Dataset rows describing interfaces
⟨
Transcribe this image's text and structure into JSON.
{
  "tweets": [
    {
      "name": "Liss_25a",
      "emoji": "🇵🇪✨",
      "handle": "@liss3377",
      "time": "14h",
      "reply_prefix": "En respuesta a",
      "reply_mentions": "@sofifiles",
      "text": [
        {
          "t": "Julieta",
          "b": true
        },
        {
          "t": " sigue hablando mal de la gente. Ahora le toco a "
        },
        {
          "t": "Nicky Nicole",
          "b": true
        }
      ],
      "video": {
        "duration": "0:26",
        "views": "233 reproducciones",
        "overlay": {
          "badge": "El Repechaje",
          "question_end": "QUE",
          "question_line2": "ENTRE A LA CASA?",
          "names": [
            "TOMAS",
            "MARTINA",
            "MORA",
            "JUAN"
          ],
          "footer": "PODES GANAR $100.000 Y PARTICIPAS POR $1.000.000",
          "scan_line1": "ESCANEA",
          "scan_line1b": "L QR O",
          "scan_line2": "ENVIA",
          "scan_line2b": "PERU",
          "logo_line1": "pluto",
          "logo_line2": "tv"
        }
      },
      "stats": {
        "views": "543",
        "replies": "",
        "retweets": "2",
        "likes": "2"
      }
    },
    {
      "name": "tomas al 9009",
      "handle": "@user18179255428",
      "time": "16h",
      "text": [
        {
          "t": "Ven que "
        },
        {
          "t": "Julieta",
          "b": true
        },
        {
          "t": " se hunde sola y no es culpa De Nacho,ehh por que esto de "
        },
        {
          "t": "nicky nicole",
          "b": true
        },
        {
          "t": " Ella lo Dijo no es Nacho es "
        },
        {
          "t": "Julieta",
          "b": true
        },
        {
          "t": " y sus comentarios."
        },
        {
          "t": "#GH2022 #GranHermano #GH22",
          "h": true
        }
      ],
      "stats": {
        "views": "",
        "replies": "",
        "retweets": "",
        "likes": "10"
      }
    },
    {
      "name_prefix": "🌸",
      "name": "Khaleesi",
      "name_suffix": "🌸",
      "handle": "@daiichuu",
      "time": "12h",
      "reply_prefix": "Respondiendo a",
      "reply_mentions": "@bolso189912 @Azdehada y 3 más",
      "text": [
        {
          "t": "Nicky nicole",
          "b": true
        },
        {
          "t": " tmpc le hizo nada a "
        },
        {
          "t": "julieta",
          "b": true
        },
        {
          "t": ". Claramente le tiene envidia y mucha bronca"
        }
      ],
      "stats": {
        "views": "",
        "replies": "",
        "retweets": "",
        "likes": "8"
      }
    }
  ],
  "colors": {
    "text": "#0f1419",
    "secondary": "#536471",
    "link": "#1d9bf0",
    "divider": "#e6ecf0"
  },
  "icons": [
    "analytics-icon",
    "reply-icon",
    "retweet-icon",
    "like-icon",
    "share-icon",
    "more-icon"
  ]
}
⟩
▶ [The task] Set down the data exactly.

▶ [Task output]
Transcribe this image's text and structure into JSON.
{
  "tweets": [
    {
      "name": "Liss_25a",
      "emoji": "🇵🇪✨",
      "handle": "@liss3377",
      "time": "14h",
      "reply_prefix": "En respuesta a",
      "reply_mentions": "@sofifiles",
      "text": [
        {
          "t": "Julieta",
          "b": true
        },
        {
          "t": " sigue hablando mal de la gente. Ahora le toco a "
        },
        {
          "t": "Nicky Nicole",
          "b": true
        }
      ],
      "video": {
        "duration": "0:26",
        "views": "233 reproducciones",
        "overlay": {
          "badge": "El Repechaje",
          "question_end": "QUE",
          "question_line2": "ENTRE A LA CASA?",
          "names": [
            "TOMAS",
            "MARTINA",
            "MORA",
            "JUAN"
          ],
          "footer": "PODES GANAR $100.000 Y PARTICIPAS POR $1.000.000",
          "scan_line1": "ESCANEA",
          "scan_line1b": "L QR O",
          "scan_line2": "ENVIA",
          "scan_line2b": "PERU",
          "logo_line1": "pluto",
          "logo_line2": "tv"
        }
      },
      "stats": {
        "views": "543",
        "replies": "",
        "retweets": "2",
        "likes": "2"
      }
    },
    {
      "name": "tomas al 9009",
      "handle": "@user18179255428",
      "time": "16h",
      "text": [
        {
          "t": "Ven que "
        },
        {
          "t": "Julieta",
          "b": true
        },
        {
          "t": " se hunde sola y no es culpa De Nacho,ehh por que esto de "
        },
        {
          "t": "nicky nicole",
          "b": true
        },
        {
          "t": " Ella lo Dijo no es Nacho es "
        },
        {
          "t": "Julieta",
          "b": true
        },
        {
          "t": " y sus comentarios."
        },
        {
          "t": "#GH2022 #GranHermano #GH22",
          "h": true
        }
      ],
      "stats": {
        "views": "",
        "replies": "",
        "retweets": "",
        "likes": "10"
      }
    },
    {
      "name_prefix": "🌸",
      "name": "Khaleesi",
      "name_suffix": "🌸",
      "handle": "@daiichuu",
      "time": "12h",
      "reply_prefix": "Respondiendo a",
      "reply_mentions": "@bolso189912 @Azdehada y 3 más",
      "text": [
        {
          "t": "Nicky nicole",
          "b": true
        },
        {
          "t": " tmpc le hizo nada a "
        },
        {
          "t": "julieta",
          "b": true
        },
        {
          "t": ". Claramente le tiene envidia y mucha bronca"
        }
      ],
      "stats": {
        "views": "",
        "replies": "",
        "retweets": "",
        "likes": "8"
      }
    }
  ],
  "colors": {
    "text": "#0f1419",
    "secondary": "#536471",
    "link": "#1d9bf0",
    "divider": "#e6ecf0"
  },
  "icons": [
    "analytics-icon",
    "reply-icon",
    "retweet-icon",
    "like-icon",
    "share-icon",
    "more-icon"
  ]
}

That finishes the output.